"This paper explores police stop and search activities in Canada using data from a 2007 survey of Toronto residents. The paper begins by demonstrating that black respondents are more likely to view racial profiling as a major problem in Canada than whites or Asians. By contrast, white and Asian respondents are more likely to believe that profiling is a useful crime-fighting tool. Further analysis reveals that the black community’s concern with racial profiling may be justified. Indeed, black respondents are much more likely to report being stopped and searched by the police over the past two years than respondents from other racial backgrounds. Blacks are also much more likely to report vicarious experiences with racial profiling. Importantly, racial differences in police stop and search experiences remain statistically significant after controlling for other relevant factors. The theoretical implications of these findings and their meaning within Canada’s multicultural framework are discussed."Read the full article
By TOM GODFREY
A noisy protest against the alleged racial profiling and carding of Black youth in the Jane-Finch community by Toronto Police was held outside 31 Division station on the weekend.

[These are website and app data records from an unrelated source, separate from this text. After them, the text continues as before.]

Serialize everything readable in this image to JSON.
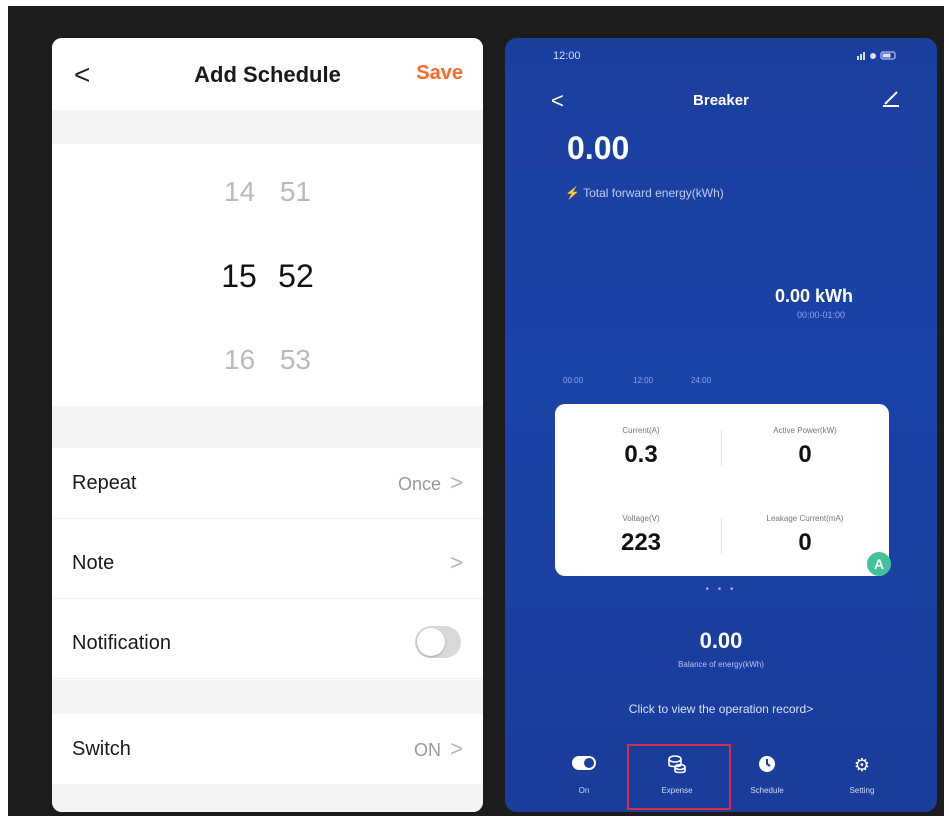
{
  "left": {
    "header": {
      "back_glyph": "<",
      "title": "Add Schedule",
      "save_label": "Save"
    },
    "picker": {
      "above": {
        "hour": "14",
        "minute": "51"
      },
      "selected": {
        "hour": "15",
        "minute": "52"
      },
      "below": {
        "hour": "16",
        "minute": "53"
      }
    },
    "rows": {
      "repeat": {
        "label": "Repeat",
        "value": "Once"
      },
      "note": {
        "label": "Note"
      },
      "notification": {
        "label": "Notification",
        "state": "off"
      },
      "switch": {
        "label": "Switch",
        "value": "ON"
      }
    },
    "chevron": ">"
  },
  "right": {
    "status_bar": {
      "time": "12:00",
      "icons": "signal wifi battery"
    },
    "header": {
      "back_glyph": "<",
      "title": "Breaker"
    },
    "energy": {
      "value": "0.00",
      "label": "Total forward energy(kWh)"
    },
    "kwh": {
      "value": "0.00 kWh",
      "range": "00:00-01:00"
    },
    "timeline": [
      "00:00",
      "12:00",
      "24:00"
    ],
    "metrics": {
      "current": {
        "label": "Current(A)",
        "value": "0.3"
      },
      "active_power": {
        "label": "Active Power(kW)",
        "value": "0"
      },
      "voltage": {
        "label": "Voltage(V)",
        "value": "223"
      },
      "leakage": {
        "label": "Leakage Current(mA)",
        "value": "0"
      }
    },
    "badge": "A",
    "page_dots": "• • •",
    "balance": {
      "value": "0.00",
      "label": "Balance of energy(kWh)"
    },
    "operation_link": "Click to view the operation record>",
    "nav": [
      {
        "label": "On",
        "icon": "toggle-icon"
      },
      {
        "label": "Expense",
        "icon": "coins-icon"
      },
      {
        "label": "Schedule",
        "icon": "clock-icon"
      },
      {
        "label": "Setting",
        "icon": "gear-icon"
      }
    ],
    "colors": {
      "bg": "#1b3f9f",
      "highlight": "#d42d4e",
      "accent": "#ff6a2b"
    }
  }
}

Members of the Jane-Finch Action Against Poverty (JFAAP) said area youth are being targeted even more for checks these days by officers working to secure facilities at York University that are being used for the 2015 Pan Am and Parapan Am Games.
About 200 members of JFAAP and the Network for the Elimination of Police Violence chanted and while carrying signs outside the busy Norfinch Dr. station last Saturday as officers looked on from inside. They made no comment and did their best to avoid the protesters.
The protesters are angry over the treatment of Black youth by the police and staged the event to coincide with the International Day for the Elimination of Racial Discrimination, which is marked on March 21.
JFAAP spokesperson, Sabrina Gopaul, said youth in the area continue to be racially profiled in Jane-Finch even as Chief Bill Blair and the Police Services Board work on a policy designed to end the arbitrary manner in which Black youth are stopped and documented by police. The policy, which has been in the works for almost a year, is expected to provide guidelines for police officers to follow when interacting with members of the public. With the chief set to retire next month, former Chief Justice Warren Winkler has been brought in to help speed things up.
A small but vocal group took their demand for an end to carding and racial profiling Saturday to the police division they blame for the practices in their community.
Chanting, “We need justice, not more police,” fewer than two dozen people protested in front of 31 Division, responsible for policing a community that includes the Jane St. and Finch Ave W. area.
Police Chief Bill Blair announced in January that he was suspending the practice of carding — documenting in a database the personal details of people questioned by police, even though they are not suspected of a crime. The protesters, however, insisted that carding lives on.